Woah! That sounds an awful lot like judges appointing judges. How did that happen?
During the last two decades of the previous century, the Indian judiciary appropriated for itself the right to appoint judges to the higher judiciary.
See the following extract from Article 124 of the Constitution of India.
“Every Judge of the Supreme Court shall be appointed by the President by warrant under his hand and seal after consultation with such of the Judges of the Supreme Court and the High Courts in the States as the President may deem necessary for the purpose and shall hold office until he attains the age of sixty-five years:
Provided that in the case of appointment of a Judge other than the Chief Justice, the Chief Justice of India shall always be consulted:”
On a plain reading of this provision, the power to appoint judges to the Supreme Court of India is clearly vested in the President of India. After the third judgment in 1998 however, this provision and Article 217, which deals with the appointment of judges to the High Courts, had been interpreted by the Supreme Court of India to mean the collegium system.
Read the three judges cases on Indiankanoon:
While it was the culmination of the judiciary’s assertion of independence after some of the excesses of Indira Gandhi’s regime, the use of the collegium system to appoint judges has coincided with a period of increased focus on corruption and the lack of transparency in the judiciary. Mr. Diwan’s column provides more historical context to the current debate.
Leaving aside questions about exceeding the judicial brief, what is the alternative to the “collegium system”?
The National Commission for Review of the Working of the Constitution (“NCRWC“), which submitted its report in 2002, had recommended the establishment of a National Judicial Commission to make appointments to the higher judiciary.
You can watch Mumbai-based Senior Advocate Iqbal Chagla endorse the National Judicial Commission proposal in this video. His argument is that the collegium system places too much faith in the individuals at the top of the judiciary. Justice Krishna Iyer calls the system “outrageous” here because of the scope it allows for favouritsm and its lack of emphasis on a thorough investigation into the antecedents and social philosophy of a judge. The former Chief Justice of India, P.N. Bhagwati, says here, that he is opposed to the collegium system because it often leads to bargaining.
According to the NCRWC, the National Judicial Commission would have the Chief Justice of India as its Chairman and two of the senior most judges of the Supreme Court, the Union Minister for Law and Justice, and an eminent person appointed by the President after consulting with the Chief Justice of India, as its Members.
Are there other opinions about the constitution of the National Judicial Commission?
In the video linked above, Mr. Chagla acknowledged the “vexed” nature of the question about what the constitution of the National Judicial Commission should be, but suggested that it should comprise the Chief Justice of India, the Chief Justice of any other court, eminent lawyers, the Leader of the House, and the Leader of the Opposition. The latest missives from Mr. Sibal and the Bar Council of India argue for representation from the Union executive and the relevant Bar in the National Judicial Commission.
There is another opinion though, and Mr. Chagla refers to it later in the video — that the question of who will be part of the National Judicial Commission is not as important as accepting the principle of it. I think Sriram Panchu expressed it best.

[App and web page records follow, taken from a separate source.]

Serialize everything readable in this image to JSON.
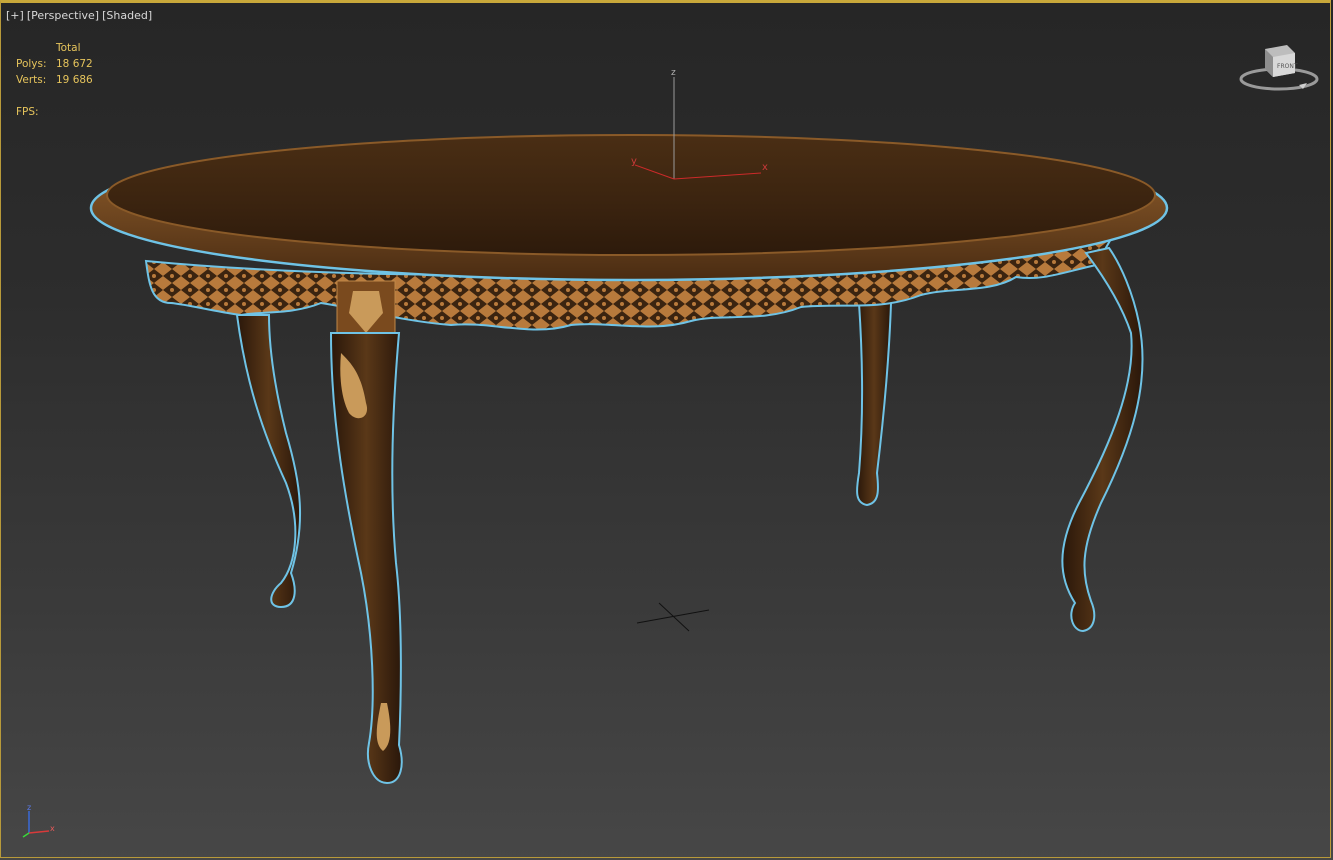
{
  "viewport": {
    "label_parts": [
      "[+]",
      "[Perspective]",
      "[Shaded]"
    ]
  },
  "stats": {
    "header": "Total",
    "polys_label": "Polys:",
    "polys_value": "18 672",
    "verts_label": "Verts:",
    "verts_value": "19 686",
    "fps_label": "FPS:"
  },
  "gizmo": {
    "x_label": "x",
    "y_label": "y",
    "z_label": "z"
  },
  "viewcube": {
    "face_label": "FRONT"
  },
  "tripod": {
    "x_label": "x",
    "z_label": "z"
  },
  "colors": {
    "viewport_border": "#c8a83a",
    "stats_text": "#e6c45c",
    "selection_outline": "#6fc3e6",
    "wood_dark": "#3b2410",
    "wood_light": "#b87a3c"
  }
}
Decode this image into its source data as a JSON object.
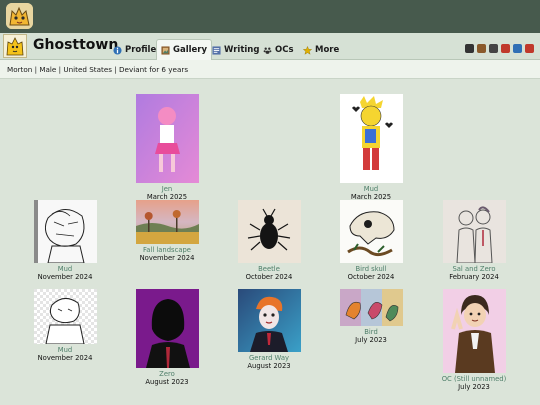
{
  "profile": {
    "username": "Ghosttown",
    "info": "Morton | Male | United States | Deviant for 6 years"
  },
  "tabs": [
    {
      "label": "Profile",
      "icon": "info-icon",
      "color": "#2f6fb5"
    },
    {
      "label": "Gallery",
      "icon": "frame-icon",
      "color": "#8a5a2b"
    },
    {
      "label": "Writing",
      "icon": "document-icon",
      "color": "#5470a8"
    },
    {
      "label": "OCs",
      "icon": "paw-icon",
      "color": "#2e2e2e"
    },
    {
      "label": "More",
      "icon": "star-icon",
      "color": "#e0b000"
    }
  ],
  "header_badges": [
    {
      "icon": "glasses-icon",
      "color": "#333333"
    },
    {
      "icon": "coffee-icon",
      "color": "#8a5a2b"
    },
    {
      "icon": "robot-icon",
      "color": "#444444"
    },
    {
      "icon": "bug-icon",
      "color": "#c0392b"
    },
    {
      "icon": "monitor-icon",
      "color": "#2f6fb5"
    },
    {
      "icon": "camera-icon",
      "color": "#c0392b"
    }
  ],
  "gallery": [
    {
      "title": "Jen",
      "date": "March 2025"
    },
    {
      "title": "Mud",
      "date": "March 2025"
    },
    {
      "title": "Mud",
      "date": "November 2024"
    },
    {
      "title": "Fall landscape",
      "date": "November 2024"
    },
    {
      "title": "Beetle",
      "date": "October 2024"
    },
    {
      "title": "Bird skull",
      "date": "October 2024"
    },
    {
      "title": "Sal and Zero",
      "date": "February 2024"
    },
    {
      "title": "Mud",
      "date": "November 2024"
    },
    {
      "title": "Zero",
      "date": "August 2023"
    },
    {
      "title": "Gerard Way",
      "date": "August 2023"
    },
    {
      "title": "Bird",
      "date": "July 2023"
    },
    {
      "title": "OC (Still unnamed)",
      "date": "July 2023"
    }
  ]
}
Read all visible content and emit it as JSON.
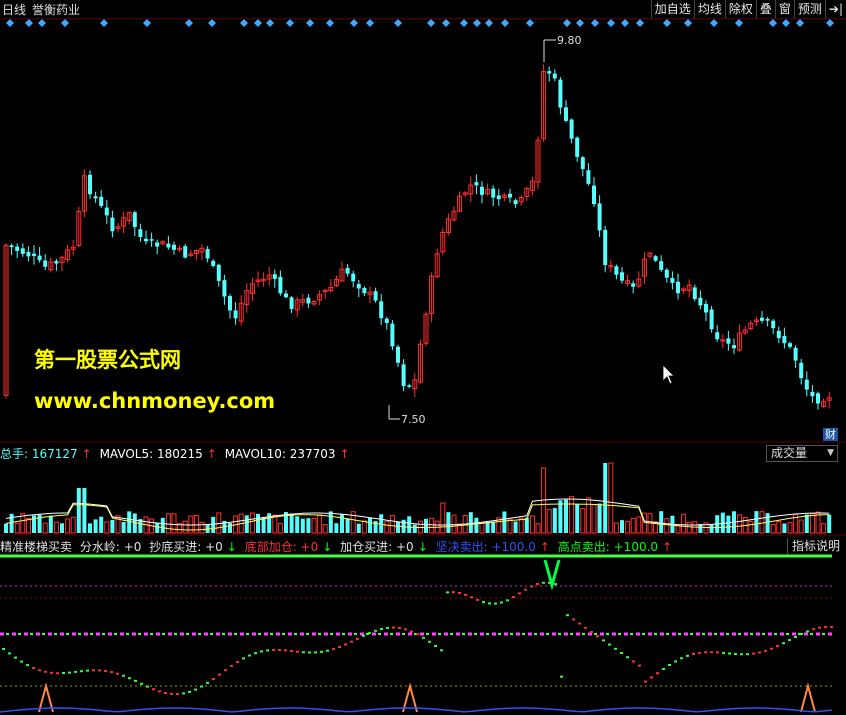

“But the important thing is not the composition of the Commission. As important as it is, it is also the processes being followed. Today, I put my faith more in processes than in people.”
(Aju John is part of the faculty on myLaw.net.)